U.S. Emission Reduction Pledge Ambitious in Light of Washington Politics
WASHINGTON, D.C. (March 31, 2015) – The White House today announced that the United States will reduce its heat-trapping emissions by 26 percent to 28 percent below 2005 levels by 2025. The announcement comes as part of the U.N. climate negotiations, under which the United States and other countries have agreed to put forward emissions reduction targets and outline the actions that will make these reductions possible. The reduction targets and action plans are known as Intended Nationally-Determined Contributions (INDCs), and will form the basis for the U.N. climate agreement that is slated to be finalized in Paris this coming December. According to the Union of Concerned Scientists (UCS), the U.S. INDC is impressive given the political climate in Washington.
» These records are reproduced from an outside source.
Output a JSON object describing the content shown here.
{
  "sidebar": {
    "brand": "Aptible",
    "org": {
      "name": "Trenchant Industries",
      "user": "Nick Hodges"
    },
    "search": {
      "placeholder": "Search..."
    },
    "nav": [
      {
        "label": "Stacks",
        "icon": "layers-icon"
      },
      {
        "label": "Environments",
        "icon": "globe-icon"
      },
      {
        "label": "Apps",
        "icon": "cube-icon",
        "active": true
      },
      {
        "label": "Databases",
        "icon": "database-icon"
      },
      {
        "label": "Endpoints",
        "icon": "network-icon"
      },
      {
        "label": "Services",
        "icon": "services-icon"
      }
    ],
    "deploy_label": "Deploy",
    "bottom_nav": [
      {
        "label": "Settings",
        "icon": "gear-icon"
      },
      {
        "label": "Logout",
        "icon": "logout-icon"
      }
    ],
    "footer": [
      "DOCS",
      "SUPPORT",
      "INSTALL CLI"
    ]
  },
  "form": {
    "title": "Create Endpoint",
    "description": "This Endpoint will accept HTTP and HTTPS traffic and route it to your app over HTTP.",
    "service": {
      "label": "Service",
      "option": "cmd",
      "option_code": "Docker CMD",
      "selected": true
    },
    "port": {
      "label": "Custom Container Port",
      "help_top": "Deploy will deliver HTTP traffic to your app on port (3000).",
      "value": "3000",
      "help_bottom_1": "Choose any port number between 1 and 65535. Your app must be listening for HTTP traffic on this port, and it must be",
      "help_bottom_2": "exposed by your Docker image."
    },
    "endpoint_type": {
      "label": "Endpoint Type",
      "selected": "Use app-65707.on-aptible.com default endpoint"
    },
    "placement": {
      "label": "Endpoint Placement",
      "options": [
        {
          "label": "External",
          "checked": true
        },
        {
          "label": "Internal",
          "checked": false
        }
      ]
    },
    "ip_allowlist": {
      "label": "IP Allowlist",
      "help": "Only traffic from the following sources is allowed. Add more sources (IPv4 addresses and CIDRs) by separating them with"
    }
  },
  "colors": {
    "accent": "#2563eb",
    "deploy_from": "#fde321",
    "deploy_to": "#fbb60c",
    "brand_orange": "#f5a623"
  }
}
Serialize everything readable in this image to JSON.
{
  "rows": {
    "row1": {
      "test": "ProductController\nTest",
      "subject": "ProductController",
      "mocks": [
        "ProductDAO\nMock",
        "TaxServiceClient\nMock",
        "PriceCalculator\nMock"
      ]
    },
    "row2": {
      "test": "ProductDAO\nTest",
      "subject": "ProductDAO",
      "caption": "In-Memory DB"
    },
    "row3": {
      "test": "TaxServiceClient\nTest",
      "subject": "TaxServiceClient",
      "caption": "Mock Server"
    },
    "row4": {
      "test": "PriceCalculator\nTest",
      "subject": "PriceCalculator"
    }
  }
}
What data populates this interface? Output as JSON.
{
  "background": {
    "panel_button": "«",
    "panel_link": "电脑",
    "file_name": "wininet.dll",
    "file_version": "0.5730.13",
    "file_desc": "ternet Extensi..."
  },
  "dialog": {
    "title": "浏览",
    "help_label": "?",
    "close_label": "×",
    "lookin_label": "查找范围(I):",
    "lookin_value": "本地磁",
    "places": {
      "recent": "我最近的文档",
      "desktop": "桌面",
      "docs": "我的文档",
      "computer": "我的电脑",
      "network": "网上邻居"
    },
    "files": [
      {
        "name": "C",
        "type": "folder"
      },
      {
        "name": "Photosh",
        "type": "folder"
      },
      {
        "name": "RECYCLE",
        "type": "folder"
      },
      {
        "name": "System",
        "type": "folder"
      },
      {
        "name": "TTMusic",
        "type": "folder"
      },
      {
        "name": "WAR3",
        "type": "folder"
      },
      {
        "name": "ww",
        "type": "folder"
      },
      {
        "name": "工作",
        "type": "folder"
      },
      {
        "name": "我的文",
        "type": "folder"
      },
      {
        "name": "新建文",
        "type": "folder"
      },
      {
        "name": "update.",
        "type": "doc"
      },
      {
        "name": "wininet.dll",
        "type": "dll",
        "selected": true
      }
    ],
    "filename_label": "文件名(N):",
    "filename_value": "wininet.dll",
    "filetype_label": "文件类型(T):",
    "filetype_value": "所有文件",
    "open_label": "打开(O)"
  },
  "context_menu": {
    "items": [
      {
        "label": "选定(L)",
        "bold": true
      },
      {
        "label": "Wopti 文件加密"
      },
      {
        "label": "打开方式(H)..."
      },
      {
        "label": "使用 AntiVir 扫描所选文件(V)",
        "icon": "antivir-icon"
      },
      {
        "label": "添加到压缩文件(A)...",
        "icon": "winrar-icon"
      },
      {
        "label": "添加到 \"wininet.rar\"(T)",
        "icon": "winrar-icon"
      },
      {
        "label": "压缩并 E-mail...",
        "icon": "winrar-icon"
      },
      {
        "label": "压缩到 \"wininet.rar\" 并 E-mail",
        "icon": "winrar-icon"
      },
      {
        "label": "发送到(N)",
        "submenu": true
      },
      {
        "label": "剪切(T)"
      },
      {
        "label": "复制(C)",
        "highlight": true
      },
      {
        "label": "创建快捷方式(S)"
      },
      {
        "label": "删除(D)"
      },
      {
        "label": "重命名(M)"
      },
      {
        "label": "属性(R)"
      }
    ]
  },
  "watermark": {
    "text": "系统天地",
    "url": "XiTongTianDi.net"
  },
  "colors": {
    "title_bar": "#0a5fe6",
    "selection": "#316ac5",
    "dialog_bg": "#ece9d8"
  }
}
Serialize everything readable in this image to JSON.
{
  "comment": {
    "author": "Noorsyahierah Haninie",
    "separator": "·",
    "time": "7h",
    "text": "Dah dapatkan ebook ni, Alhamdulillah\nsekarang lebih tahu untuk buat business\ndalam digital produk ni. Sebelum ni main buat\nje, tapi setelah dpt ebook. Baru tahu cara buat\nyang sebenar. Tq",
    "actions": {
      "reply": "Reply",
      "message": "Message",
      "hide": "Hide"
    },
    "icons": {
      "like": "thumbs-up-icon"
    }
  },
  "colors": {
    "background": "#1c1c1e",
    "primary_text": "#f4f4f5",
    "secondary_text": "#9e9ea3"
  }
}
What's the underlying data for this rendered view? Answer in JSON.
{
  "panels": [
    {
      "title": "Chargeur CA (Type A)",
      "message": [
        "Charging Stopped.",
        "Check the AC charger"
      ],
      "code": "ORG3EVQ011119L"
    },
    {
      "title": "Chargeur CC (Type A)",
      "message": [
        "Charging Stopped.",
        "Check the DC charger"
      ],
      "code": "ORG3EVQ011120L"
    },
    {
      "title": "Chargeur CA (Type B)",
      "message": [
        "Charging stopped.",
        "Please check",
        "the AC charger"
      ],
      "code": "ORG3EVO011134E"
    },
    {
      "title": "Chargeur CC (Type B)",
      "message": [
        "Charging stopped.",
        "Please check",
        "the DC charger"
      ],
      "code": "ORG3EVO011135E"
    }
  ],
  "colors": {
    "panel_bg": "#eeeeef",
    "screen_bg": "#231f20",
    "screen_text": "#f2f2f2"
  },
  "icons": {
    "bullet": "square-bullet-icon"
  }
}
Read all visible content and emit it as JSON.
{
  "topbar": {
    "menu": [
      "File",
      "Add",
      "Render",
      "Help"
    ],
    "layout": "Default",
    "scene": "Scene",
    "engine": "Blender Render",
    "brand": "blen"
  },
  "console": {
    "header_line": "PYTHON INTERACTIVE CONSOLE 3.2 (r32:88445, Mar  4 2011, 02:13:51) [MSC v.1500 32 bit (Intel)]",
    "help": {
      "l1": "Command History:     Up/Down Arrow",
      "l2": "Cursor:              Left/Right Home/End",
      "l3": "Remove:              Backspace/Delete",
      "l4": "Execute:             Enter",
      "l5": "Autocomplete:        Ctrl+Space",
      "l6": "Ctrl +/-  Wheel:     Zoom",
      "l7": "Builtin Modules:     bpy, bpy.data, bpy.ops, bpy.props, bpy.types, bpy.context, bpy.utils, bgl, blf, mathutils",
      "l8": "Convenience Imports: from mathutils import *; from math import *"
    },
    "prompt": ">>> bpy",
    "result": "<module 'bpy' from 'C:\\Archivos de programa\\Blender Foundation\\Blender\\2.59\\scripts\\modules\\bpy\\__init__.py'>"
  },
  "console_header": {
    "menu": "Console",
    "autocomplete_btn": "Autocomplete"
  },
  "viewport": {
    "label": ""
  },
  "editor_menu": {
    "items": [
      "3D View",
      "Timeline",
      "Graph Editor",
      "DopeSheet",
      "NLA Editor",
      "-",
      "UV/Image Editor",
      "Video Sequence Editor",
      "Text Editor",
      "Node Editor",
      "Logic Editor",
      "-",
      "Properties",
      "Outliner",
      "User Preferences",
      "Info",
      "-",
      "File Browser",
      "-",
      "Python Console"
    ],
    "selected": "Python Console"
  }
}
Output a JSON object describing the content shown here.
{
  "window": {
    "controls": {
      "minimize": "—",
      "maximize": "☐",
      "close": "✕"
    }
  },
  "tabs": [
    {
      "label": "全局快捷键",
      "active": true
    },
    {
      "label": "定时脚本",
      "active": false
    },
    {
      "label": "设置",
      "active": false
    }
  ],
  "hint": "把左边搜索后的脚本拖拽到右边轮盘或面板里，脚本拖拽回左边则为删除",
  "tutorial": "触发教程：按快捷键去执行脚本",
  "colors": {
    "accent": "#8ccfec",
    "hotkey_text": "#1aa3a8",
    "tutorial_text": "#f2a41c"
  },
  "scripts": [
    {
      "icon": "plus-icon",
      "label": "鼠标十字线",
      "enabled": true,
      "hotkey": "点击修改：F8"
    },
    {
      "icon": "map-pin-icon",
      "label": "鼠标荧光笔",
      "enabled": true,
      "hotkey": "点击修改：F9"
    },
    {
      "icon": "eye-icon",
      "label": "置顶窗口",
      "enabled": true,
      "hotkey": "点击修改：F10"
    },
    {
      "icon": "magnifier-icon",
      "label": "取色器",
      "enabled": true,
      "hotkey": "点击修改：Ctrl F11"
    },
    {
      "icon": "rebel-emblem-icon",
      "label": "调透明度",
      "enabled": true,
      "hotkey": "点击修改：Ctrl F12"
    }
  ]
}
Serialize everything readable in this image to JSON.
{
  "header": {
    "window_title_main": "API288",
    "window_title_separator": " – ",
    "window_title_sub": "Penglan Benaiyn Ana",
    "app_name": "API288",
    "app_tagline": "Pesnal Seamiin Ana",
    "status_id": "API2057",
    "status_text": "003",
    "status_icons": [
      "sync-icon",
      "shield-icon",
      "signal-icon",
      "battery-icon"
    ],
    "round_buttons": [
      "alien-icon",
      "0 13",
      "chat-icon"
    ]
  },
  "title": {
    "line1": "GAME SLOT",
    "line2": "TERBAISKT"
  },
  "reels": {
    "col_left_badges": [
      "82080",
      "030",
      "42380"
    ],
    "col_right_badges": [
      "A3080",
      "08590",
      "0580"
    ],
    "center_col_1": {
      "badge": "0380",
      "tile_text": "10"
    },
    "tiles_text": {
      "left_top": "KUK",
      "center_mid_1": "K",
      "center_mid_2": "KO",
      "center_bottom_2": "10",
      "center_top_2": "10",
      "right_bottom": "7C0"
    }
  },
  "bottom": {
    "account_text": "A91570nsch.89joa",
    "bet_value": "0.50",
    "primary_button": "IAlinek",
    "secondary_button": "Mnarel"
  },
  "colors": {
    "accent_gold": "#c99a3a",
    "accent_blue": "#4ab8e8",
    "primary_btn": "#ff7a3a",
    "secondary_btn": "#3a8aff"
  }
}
Below are statements from UCS President Ken Kimmell and UCS Director of Strategy and Policy Alden Meyer.
“The administration’s announcement is impressive and ambitious given the current stalemate in Washington. But at the state level, we see greater bipartisanship and more ambitious emission reduction goals, which tells us that we can do more nationally.
“Carbon pricing programs in nine Northeast states and California have reduced emissions and generated investments in clean energy and energy efficiency, which are helping save consumers money. Renewable electricity standards, which are in place in 29 states and the District of Columbia, have spurred the growth of wind, solar and other forms of renewable energy across the country, while far-sighted federal standards and state financial incentives are putting more and more fuel efficient and clean cars on the road and reducing our dependence on oil.
“The president’s announcement today not only shows leadership in the international negotiations, but also underscores his commitment to help spread these benefits to even more states across the country.”
“The U.S. proposal demonstrates real leadership, and should encourage other countries to put forward solid offers in the run-up to Paris. While the United States can and should do even more to reduce its emissions over the next decade, the U.S. offer is quite ambitious, given Congress’ unwillingness to take any action to deal with climate change. It underscores President Obama’s continued commitment to making full use of his existing authority to address the climate crisis.
“Meeting the goal put forward today will not only cut the carbon pollution that is endangering the climate, but will also reduce conventional pollutants that threaten public health and bolster the clean energy economy. All Americans will benefit as a result of today’s action.”